The church will have eighteen bell towers, or belfries, some with bells inside. The bell towers on the fašades represent the twelve apostles and measure 112 m (central ones) and 98 m (the side ones). From the top the inscriptions ‘Hosanna’ and ‘Excelsis’ in coloured ceramics descend. The bell towers have terminations rising 25 m high adorned with polychrome mosaics. In those elements with their surprising colours and shapes, technically called geometrical macles, GaudÝ brought together the episcopal symbols: the mitre, the crozier, the ring and the cross, to indicate that it was the bishops who had replaced the apostles in the task of proclaiming the faith.
The purpose of the powerful verticality of the bell towers is the union of earth and heaven, as when we read the ascending Sanctus (Holy or Sacred) that leads our gaze upwards. The crossing and the apse are crowned with six other belfries that will spring from the towers.
After about two hours, we left the Sagrada Familia to catch a light lunch across the street. The Sightseeing bus came quite regularly so it wasn't long before we were back on the tour of Barcelona heading for Parc Guell in the Gracia district of Barcelona. Parc Guell is a garden complex with architectural elements situated on the hill of el Carmel. It was designed by the Catalan architect Antoni GaudÝ and built in the years 1900 to 1914.
Next on the tour bus route was the Parc de la Tamarita stop. This is the stop to take the Tramvia Blau up to Tibidabo

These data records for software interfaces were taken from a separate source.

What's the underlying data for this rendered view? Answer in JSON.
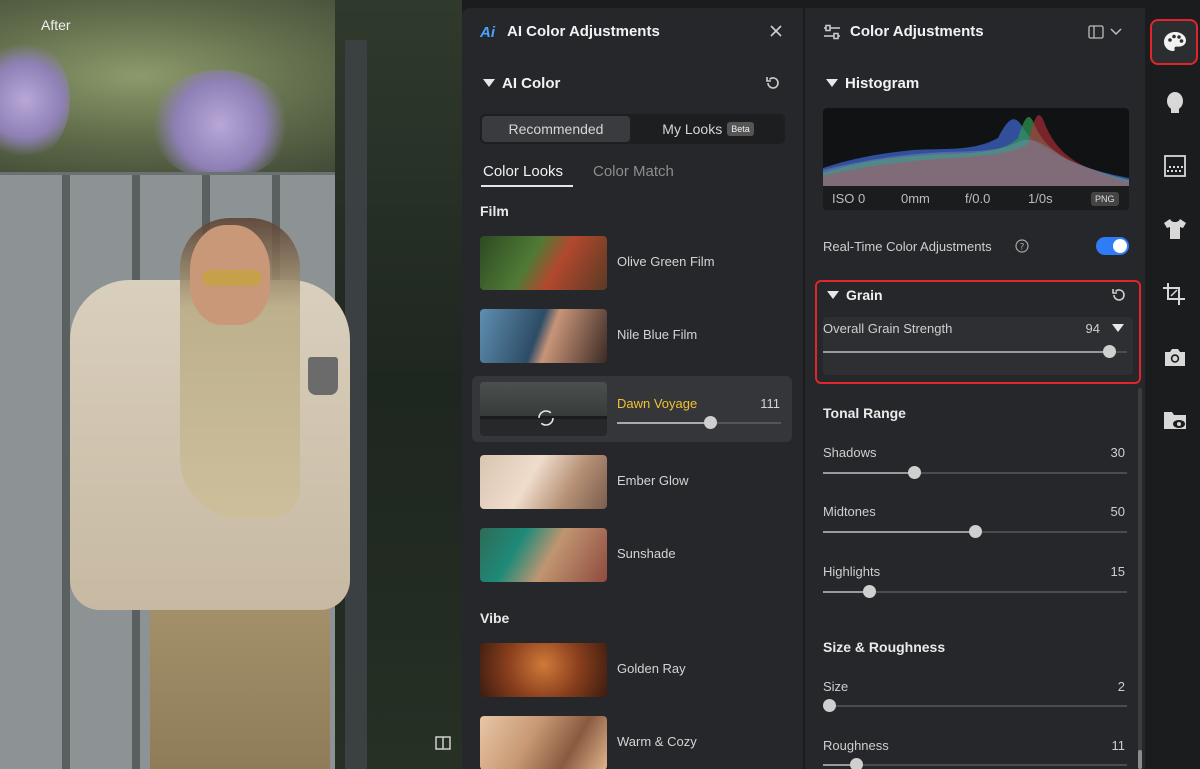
{
  "preview": {
    "after_label": "After"
  },
  "ai_panel": {
    "title": "AI Color Adjustments",
    "ai_color_section": "AI Color",
    "segment": {
      "recommended": "Recommended",
      "my_looks": "My Looks",
      "beta": "Beta"
    },
    "tabs": {
      "color_looks": "Color Looks",
      "color_match": "Color Match"
    },
    "groups": [
      {
        "title": "Film",
        "items": [
          {
            "label": "Olive Green Film"
          },
          {
            "label": "Nile Blue Film"
          },
          {
            "label": "Dawn Voyage",
            "value": "111",
            "active": true,
            "level": 0.57
          },
          {
            "label": "Ember Glow"
          },
          {
            "label": "Sunshade"
          }
        ]
      },
      {
        "title": "Vibe",
        "items": [
          {
            "label": "Golden Ray"
          },
          {
            "label": "Warm & Cozy"
          }
        ]
      }
    ]
  },
  "ca_panel": {
    "title": "Color Adjustments",
    "histogram": {
      "title": "Histogram",
      "iso": "ISO 0",
      "focal": "0mm",
      "aperture": "f/0.0",
      "shutter": "1/0s",
      "format": "PNG"
    },
    "realtime_label": "Real-Time Color Adjustments",
    "realtime_on": true,
    "grain": {
      "title": "Grain",
      "overall_label": "Overall Grain Strength",
      "overall_value": "94",
      "overall_level": 0.94
    },
    "tonal": {
      "title": "Tonal Range",
      "shadows": {
        "label": "Shadows",
        "value": "30",
        "level": 0.3
      },
      "midtones": {
        "label": "Midtones",
        "value": "50",
        "level": 0.5
      },
      "highlights": {
        "label": "Highlights",
        "value": "15",
        "level": 0.15
      }
    },
    "size_rough": {
      "title": "Size & Roughness",
      "size": {
        "label": "Size",
        "value": "2",
        "level": 0.02
      },
      "roughness": {
        "label": "Roughness",
        "value": "11",
        "level": 0.11
      }
    }
  },
  "toolbar": {
    "tools": [
      "palette-icon",
      "face-icon",
      "texture-icon",
      "shirt-icon",
      "crop-icon",
      "camera-icon",
      "folder-view-icon"
    ],
    "active": "palette-icon"
  },
  "colors": {
    "accent_blue": "#2f7df6",
    "highlight_red": "#e0262c",
    "active_text": "#f1c235"
  }
}
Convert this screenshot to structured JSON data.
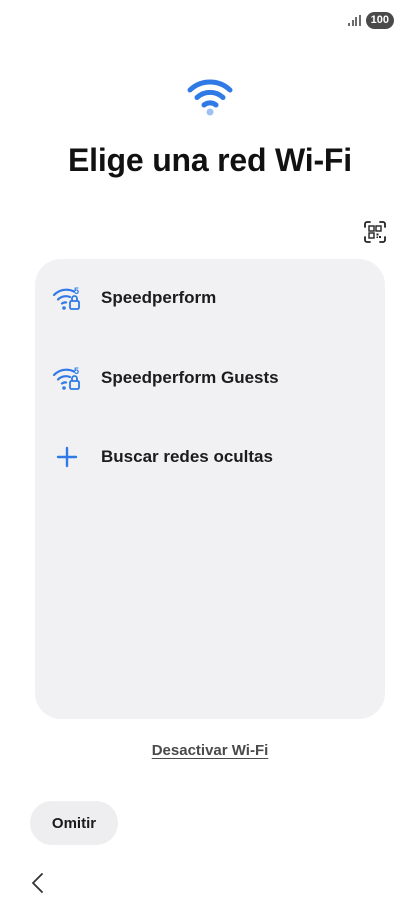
{
  "status_bar": {
    "signal_icon": "signal-bars-icon",
    "battery": "100"
  },
  "header": {
    "hero_icon": "wifi-icon",
    "title": "Elige una red Wi-Fi"
  },
  "qr_button": {
    "icon": "qr-scan-icon"
  },
  "networks": [
    {
      "name": "Speedperform",
      "icon": "wifi-6-lock-icon",
      "band_label": "5"
    },
    {
      "name": "Speedperform Guests",
      "icon": "wifi-6-lock-icon",
      "band_label": "5"
    }
  ],
  "hidden_networks": {
    "label": "Buscar redes ocultas",
    "icon": "plus-icon"
  },
  "disable_wifi": {
    "label": "Desactivar Wi-Fi"
  },
  "skip": {
    "label": "Omitir"
  },
  "nav": {
    "back_icon": "chevron-left-icon"
  },
  "colors": {
    "accent": "#2f7ae5",
    "card_bg": "#f1f1f4",
    "skip_bg": "#eeeef0"
  }
}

As we remained on the top deck of the double decker bus, we were kept informed of the various points of interest along the route. Information was coming at us pretty quick! Soon we were at the University of Barcelona, Av Diagonal Campus which is near the Palau Reial (Royal Palace). Then, we were at one of Barcelona's most popular locations, the football stadium of F.C. Barcelona. Last years Champions League Champions! Needless to say, F.C. Barcelona rules this city! Unfortunately, they weren't scheduled to play while we were in town!
We decided to disembark our red tour bus for the blue bus at the next stop as both were meeting at the Francesc Macia-Diagonal stop. This blue bus would take us South and East through the Sants-Montjuic district of Barcelona which included the Parc de Montjuic and the Olympic site, site of the 1992 Olympic Summer Games. As we passed the Olympic Stadium, I recalled watching the Olympic events on television from this stadium.
It wasn't long after leaving this area that we were going past the Port of Barcelona and World Trade Center before we disembarked the blue bus at the Monument of Christopher Columbus at the foot of Las Ramblas. Here, we watched some Merce 09 activities along the Moll de la Fusta. From here we followed a stream of people walking along a boardwalk type walkway and discovered Port Vell. A very popular meeting place that included a shopping mall, imax theatre and aquarium
Thinking we wouldn't get off the bus again, we chose to get off the bus at the Barcelona Casino! Tell me, is there a casino that isn't worth a wager? Fortunately, the stop at the casino was short and we got another blue bus for our final leg of the tour, through the Barri Gotic quarter and back to the Placa de Catalunya, our starting point about eight hours earlier!
This day seemed long but on the other hand, it seemed like it was just getting started. La Merce festival only occurs once a year and to Barcelonians, it doesn't end until September 27th! For us, we needed to get back to our hotel and freshen up before heading out for dinner and watching more festivites!
Buenas noches! Rick & Elsie!